Tteokbokki, a fiery and flavorful Korean dish, features cylindrical rice cakes cooked in a spicy chili paste sauce. This dish is a harmonious blend of spiciness, chewiness, and a hint of sweetness. It has gained immense popularity worldwide and continues to be a favorite among those seeking a spicy culinary adventure.
Mochi: The Sweet Japanese Rice Cake
Mochi, a soft and chewy Japanese rice cake, is often enjoyed as a dessert or snack. It comes in various flavors and fillings, ranging from traditional red bean paste to fruit-infused delights. Mochi is not only visually appealing but also tantalizing to the taste buds, making it an irresistible treat for those with a sweet tooth.
Nian Gao: The Chinese New Year Rice Cake
Nian gao, a sweet Chinese rice cake, is traditionally eaten during the Lunar New Year celebrations. It symbolizes a prosperous year ahead and is often enjoyed with family and friends. Nian gao can be steamed, fried, or even stir-fried with other ingredients to create a delightful blend of textures and flavors.

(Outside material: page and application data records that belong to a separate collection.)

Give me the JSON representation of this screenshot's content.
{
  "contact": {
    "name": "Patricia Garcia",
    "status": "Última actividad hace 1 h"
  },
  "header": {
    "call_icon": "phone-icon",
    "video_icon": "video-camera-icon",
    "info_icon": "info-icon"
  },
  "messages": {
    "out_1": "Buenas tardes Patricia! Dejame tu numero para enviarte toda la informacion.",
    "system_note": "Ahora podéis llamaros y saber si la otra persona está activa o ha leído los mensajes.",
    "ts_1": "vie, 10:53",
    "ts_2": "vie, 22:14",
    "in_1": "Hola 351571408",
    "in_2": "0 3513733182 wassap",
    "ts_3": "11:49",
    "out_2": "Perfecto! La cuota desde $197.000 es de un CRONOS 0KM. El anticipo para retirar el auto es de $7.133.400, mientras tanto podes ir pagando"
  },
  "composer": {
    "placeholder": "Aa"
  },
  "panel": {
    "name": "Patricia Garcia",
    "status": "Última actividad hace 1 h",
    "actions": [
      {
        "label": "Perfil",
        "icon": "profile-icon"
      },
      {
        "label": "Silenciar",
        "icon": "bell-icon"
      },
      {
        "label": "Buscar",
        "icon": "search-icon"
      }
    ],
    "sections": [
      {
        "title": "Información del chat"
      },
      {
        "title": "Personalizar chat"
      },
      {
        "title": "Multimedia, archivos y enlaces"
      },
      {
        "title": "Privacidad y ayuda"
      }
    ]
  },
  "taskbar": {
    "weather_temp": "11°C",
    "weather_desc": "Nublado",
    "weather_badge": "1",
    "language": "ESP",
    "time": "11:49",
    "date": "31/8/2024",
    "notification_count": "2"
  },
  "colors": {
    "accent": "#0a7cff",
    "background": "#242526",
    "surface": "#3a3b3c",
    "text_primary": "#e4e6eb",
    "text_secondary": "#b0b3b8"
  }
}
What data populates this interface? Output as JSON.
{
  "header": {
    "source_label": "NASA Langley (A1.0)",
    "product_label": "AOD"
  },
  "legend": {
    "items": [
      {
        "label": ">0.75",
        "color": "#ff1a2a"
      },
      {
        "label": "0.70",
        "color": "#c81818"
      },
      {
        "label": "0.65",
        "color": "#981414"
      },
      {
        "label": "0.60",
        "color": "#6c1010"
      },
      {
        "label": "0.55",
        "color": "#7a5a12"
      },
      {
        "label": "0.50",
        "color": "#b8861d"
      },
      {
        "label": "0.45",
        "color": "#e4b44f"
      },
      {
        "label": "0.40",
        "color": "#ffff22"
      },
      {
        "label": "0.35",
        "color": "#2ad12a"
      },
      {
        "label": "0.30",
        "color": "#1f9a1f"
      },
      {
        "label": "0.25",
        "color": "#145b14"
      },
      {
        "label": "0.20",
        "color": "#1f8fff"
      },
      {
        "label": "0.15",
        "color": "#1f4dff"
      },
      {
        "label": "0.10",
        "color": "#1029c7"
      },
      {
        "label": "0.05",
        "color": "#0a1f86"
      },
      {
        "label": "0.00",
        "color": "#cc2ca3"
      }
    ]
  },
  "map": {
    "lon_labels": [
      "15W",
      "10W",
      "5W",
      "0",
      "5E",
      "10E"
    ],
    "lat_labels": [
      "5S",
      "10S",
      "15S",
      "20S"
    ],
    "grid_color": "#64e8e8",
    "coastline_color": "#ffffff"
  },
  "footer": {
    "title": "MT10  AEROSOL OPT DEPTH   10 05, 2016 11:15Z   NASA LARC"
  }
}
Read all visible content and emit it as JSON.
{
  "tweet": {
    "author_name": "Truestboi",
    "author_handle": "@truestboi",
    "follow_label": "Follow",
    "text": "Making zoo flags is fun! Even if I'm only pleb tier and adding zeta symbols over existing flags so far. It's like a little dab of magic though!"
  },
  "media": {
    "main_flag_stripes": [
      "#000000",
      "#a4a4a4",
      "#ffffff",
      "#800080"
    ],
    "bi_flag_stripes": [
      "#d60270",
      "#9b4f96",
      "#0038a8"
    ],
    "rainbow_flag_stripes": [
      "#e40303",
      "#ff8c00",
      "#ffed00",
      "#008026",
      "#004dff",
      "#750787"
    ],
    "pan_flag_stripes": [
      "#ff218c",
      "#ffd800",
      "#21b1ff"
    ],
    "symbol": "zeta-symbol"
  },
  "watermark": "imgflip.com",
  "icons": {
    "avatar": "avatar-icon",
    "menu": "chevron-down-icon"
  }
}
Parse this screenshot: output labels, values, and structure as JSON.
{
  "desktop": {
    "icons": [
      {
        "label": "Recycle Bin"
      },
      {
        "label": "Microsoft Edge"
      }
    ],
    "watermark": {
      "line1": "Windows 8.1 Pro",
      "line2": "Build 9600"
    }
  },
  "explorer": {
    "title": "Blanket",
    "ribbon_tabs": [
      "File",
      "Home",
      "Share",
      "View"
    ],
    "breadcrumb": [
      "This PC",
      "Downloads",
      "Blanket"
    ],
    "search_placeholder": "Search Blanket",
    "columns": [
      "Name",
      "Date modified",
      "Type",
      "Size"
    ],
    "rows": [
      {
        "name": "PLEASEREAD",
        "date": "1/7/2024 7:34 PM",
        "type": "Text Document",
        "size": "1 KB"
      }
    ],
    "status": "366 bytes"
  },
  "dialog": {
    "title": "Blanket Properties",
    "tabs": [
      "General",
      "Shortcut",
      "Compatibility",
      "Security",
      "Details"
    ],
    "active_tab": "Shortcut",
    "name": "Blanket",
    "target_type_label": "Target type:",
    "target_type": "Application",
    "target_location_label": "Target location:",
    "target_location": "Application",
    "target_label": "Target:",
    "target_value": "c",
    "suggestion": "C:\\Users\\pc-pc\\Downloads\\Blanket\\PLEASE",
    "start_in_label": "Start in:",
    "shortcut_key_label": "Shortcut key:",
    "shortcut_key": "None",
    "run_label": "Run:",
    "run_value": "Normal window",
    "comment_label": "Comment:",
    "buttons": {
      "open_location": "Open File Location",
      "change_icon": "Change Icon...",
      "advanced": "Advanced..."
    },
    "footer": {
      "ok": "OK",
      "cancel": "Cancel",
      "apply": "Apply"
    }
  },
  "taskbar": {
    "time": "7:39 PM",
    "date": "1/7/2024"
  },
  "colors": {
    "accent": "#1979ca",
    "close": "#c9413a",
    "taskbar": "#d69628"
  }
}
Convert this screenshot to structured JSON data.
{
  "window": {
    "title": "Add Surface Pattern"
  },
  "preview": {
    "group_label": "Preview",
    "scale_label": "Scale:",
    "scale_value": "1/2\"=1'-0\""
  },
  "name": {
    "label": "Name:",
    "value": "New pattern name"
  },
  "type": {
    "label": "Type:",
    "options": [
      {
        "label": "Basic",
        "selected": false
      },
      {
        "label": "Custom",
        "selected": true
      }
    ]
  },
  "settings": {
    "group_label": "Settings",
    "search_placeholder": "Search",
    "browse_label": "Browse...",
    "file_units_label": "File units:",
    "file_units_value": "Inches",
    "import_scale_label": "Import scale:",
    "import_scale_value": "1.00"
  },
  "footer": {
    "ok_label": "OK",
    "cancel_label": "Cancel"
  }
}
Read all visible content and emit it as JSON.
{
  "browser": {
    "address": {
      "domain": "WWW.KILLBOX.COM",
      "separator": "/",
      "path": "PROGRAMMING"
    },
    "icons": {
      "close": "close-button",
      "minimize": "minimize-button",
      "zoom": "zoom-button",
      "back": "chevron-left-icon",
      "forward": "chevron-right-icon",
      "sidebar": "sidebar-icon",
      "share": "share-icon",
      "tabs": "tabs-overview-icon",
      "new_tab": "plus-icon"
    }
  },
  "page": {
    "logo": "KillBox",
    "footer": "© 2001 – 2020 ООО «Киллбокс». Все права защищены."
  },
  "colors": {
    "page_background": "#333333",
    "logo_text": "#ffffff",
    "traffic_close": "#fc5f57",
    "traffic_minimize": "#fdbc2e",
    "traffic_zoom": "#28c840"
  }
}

Health Benefits and Nutritional Value of Rice Cake
Aside from its delectable taste and versatility in culinary creations, rice cake also offers several health benefits. Let’s take a closer look at its nutritional value and why it can be a great addition to your diet.
Is Rice Cake Good for You?
Rice cake made from glutinous rice flour is a gluten-free option, making it suitable for those with gluten intolerances or sensitivities. It is also low in fat and contains no cholesterol, making it a healthier alternative to certain high-calorie snacks. Additionally, rice cake is a good source of carbohydrates, providing sustained energy to fuel your day.
Nutritional Breakdown of Rice Cake
A typical serving of rice cake (100 grams) contains approximately 150 calories, 35 grams of carbohydrates, and only a trace amount of fat. It is also a source of essential minerals such as calcium, iron, and magnesium. However, it is worth noting that the exact nutritional content may vary depending on the specific type and recipe of the rice cake.
As we conclude our exploration of the deliciousness of rice cake in Asian cuisine, we hope you’ve gained a newfound appreciation for this versatile ingredient. Whether you savor the spicy flavors of tteokbokki, indulge in the sweetness of mochi, or celebrate with nian gao, rice cake is sure to tantalize your taste buds and take you on a delightful culinary journey through Asia. So, go ahead and embrace the diversity and deliciousness of rice cake in your next meal!